PhD candidate Margaret Ikape is in search of the very first stars

“When I was really young, I saw a shooting star. And that got me looking up at the night sky a lot more,” remembers Margaret Ikape, a PhD candidate at the Dunlap Institute and the David A. Dunlap Department of Astronomy & Astrophysics.

As a child, Ikape had a prime view of the stars from her hometown of Lagos, Nigeria. It inspired a lifetime of curiosity and the kinds of questions that kids are so good at asking.

She remembers thinking: “Can I count all the stars? Can I really go to a star? What would it be like if I could really go to a star? How long would it take?”

Ikape is still looking at the stars with that same curiosity, but at ones that are much, much further away. She is working to tell the story of the very first stars in our Universe, and how they have influenced everything that followed.

'A black box in astronomy knowledge'

Timeline of the universe showing the first stars emerging approximately 400 million years after the Big Bang.
A representation of the evolution of the universe over 13.77 billion years. Credit: NASA / WMAP Science Team.

Theory predicts that the ultraviolet light from the first stars was so powerful that it ionized — or split — some of the first hydrogen atoms back into protons and electrons. This period of cosmic history is known as the Epoch of Reionization (EoR). During this time, the first stars and galaxies began to form, and with them, the universe as we know it today.

Ikape is working to determine the properties of these first stars, like how big they were, and how long reionization itself took.

“That period is like a black box in astronomy knowledge. We know it happened, because the universe is ionized today, but we don’t know many details about it,” Ikape says.

Current optical telescopes cannot see back far enough to capture the EoR, so Ikape uses thousands of computer simulations to reimagine it and test various theories in a kind of virtual sandbox shaped by what we know of the universe.

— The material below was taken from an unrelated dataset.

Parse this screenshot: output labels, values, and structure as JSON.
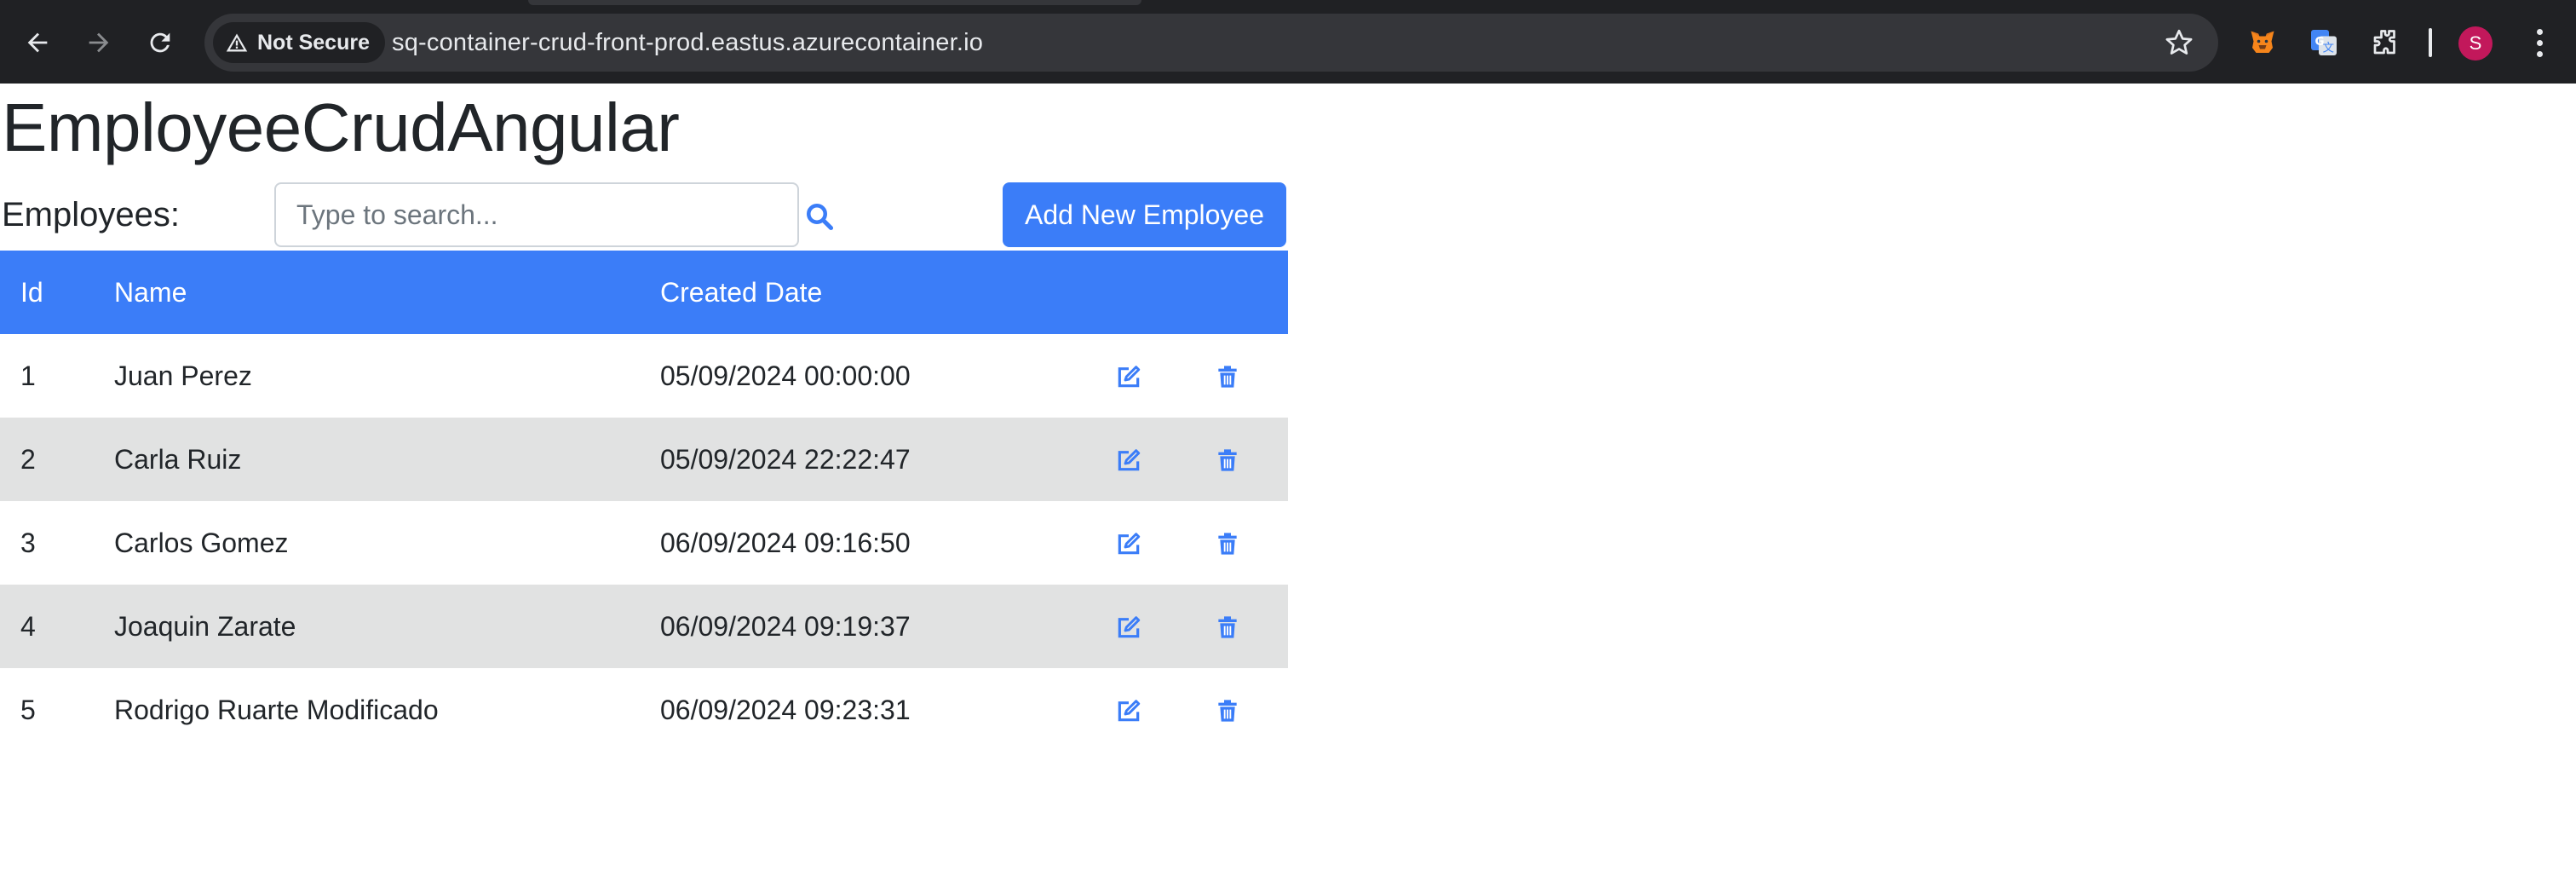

Some of these simulations require significant processing power and must be run through the “Helen” computing cluster, named after renowned Canadian astronomer Helen Sawyer Hogg. Each takes approximately 20 minutes to complete.

Ikape also learns about the EoR by studying the first light emitted in the universe, the Cosmic Microwave Background (CMB). As the light from the CMB travels to Earth, it passes through all that is between us and the point in cosmic history at which the CMB was emitted approximately 380,000 years after the Big Bang. Ikape can isolate how light from the CMB was impacted by the EoR and analyze it to tell us more about this time.

This work can be challenging and filled with more questions than answers, but the excitement of uncovering something that might change how we understand the universe keeps Ikape inspired.

“Margaret’s work connects models and simulations of how the first stars in the universe lit up and ionized the surrounding gas with our observations of the cosmic microwave light — so she is the detective piecing the story together,” says Renée Hložek, an associate professor at the Dunlap Institute and the David A. Dunlap Department for Astronomy & Astrophysics and Ikape’s PhD supervisor.

An oval with blue and green dots.
A nine-year Wilkinson Microwave Anisotropy Probe (WMAP) heat map of temperature fluctuations in the CMB. Credit: NASA/WMAP.

Ikape has forecasted that a new generation of telescopes will unlock more details about this mysterious period and the universe’s first stars, including the Simons Observatory and the fourth-generation ground-based cosmic microwave background experiment, or CMB-S4. She co-authored research that predicts that the CMB-S4 will help scientists close-in on when the EoR began and how long it lasted.

Reaching out

Back down on Earth, Ikape is especially proud of the outreach initiatives she is involved in.

She is an instructor with the Pan-African School for Emerging Astronomers (PASEA), a bi-annual school for emerging astronomers in Africa. In 2022, Ikape participated in the first pan-African school in Zambia. PASEA aims to introduce undergraduate students in astronomy to research practices and what to expect if they choose to pursue a career in the field.

In Toronto, Ikape was recently a speaker as Astronomy on Tap T.O. and has delivered presentations about astronomy at libraries, high schools, and even at a long-term care home.

“We are lucky to have students like Margaret at the Dunlap Institute; she combines her scientific curiosity with a passion for sharing what she learns with the broader community and training the next generation of bright minds,” Hložek says.

“The universe fascinates me a lot and I’m super excited every time I think about it. So I think that everybody should know about it,” Ikape says.